Amazon.com’s anonymous customer reviewers are not held personally accountable, despite the fact that their opinions – however briefly or quickly articulated, however insightful or banal, however favourable or damning – might conceivably have serious cumulative consequences, economic or otherwise, for the book or author reviewed. Expert reviewers, on the other hand, are held responsible, by their employers as well as their readers. They are expected to provide reasons for their opinions, based on experience and expertise. They are often also expected to be interesting, entertaining, provocative.
Consider too the fact that while the mainstream media can select only a small fraction of newly published books for review, their “broadcasting” range assures a large readership and often contributes to, or even creates, wide public debate about literary issues. In contrast, the mass dissemination of electronic media assures coverage of a much larger range of published and self-published books, though usually reviewed by genre on separate websites. The inevitable “narrow-casting” of each site, however, means a smaller general or shared readership.
Literary force field
Yet, are these not complementary rather than competing realities?
The many and manifest differences in the form and function of the review as a genre on the internet, on the one hand, and in the mainstream print media, on the other, do signal a major realignment within the literary force field. But they do not seem to me to point to a crisis in the institution of reviewing or its “great decline”.
They are, instead, indications of a welcome, fruitful multiplying of reviewing possibilities. They suggest an opening up, rather than a closing down of the culture of reviewing and its public, shared exploration of literature.
The inevitable gaming of the online reviewing system, with those much publicised recent abuses, has arguably initiated a more open and frank conversation about reviewing practices, and their ethics as well as economics. In the end, though, it is the responsibility of us all, as readers, to figure out exactly what we are seeking from reviews, so that we can judge, from that personal perspective, the assessment and the argument (or lack thereof) of the reviews – whether written by the professional or the customer reviewer.

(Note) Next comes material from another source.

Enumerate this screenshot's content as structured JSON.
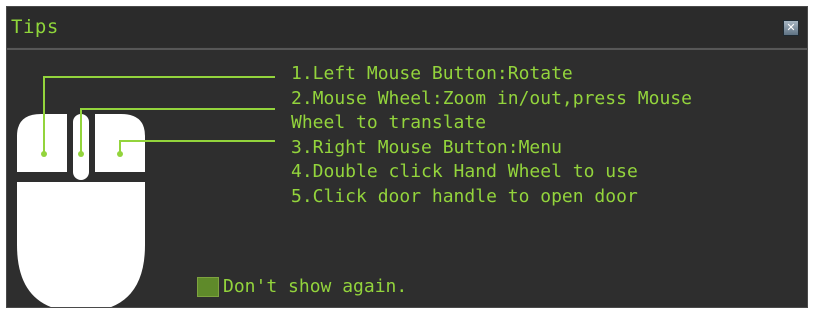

Both kinds have something (different) to offer.
Today, reviewing by paid, designated, professional reviewers does not necessarily have the monopoly on good writing, insightful analysis, fine taste, or scintillating intelligence. What is at stake in moving away from current oppositional either/or thinking to a more inclusive both/and model for reviewing practices is nothing less than the quality or perhaps even the existence of a common literary culture.

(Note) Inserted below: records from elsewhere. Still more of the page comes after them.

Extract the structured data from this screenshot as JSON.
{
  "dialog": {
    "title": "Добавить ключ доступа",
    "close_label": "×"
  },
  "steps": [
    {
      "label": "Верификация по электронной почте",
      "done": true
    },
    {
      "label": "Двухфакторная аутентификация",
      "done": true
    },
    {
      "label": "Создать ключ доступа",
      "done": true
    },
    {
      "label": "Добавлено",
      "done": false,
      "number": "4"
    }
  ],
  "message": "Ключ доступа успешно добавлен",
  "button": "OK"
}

Oscar Wilde agreed with Matthew Arnold that in the 19th century, criticism created the “intellectual atmosphere of the age”. In our 21st century, even though the reach of single review websites cannot match that of the mass media, working together (rather than against one other), the two can enrich, not deplete, our shared cultural discourse and thus the intellectual atmosphere of our age.
Linda Hutcheon is Professor of English and Comparative Literature at the University of Toronto and tonight gives a public lecture at the Royal Irish Academy on the role of the literary reviewer. The booked-up event is a tribute to Caroline Walsh, former literary editor of the Irish Times . ria.ie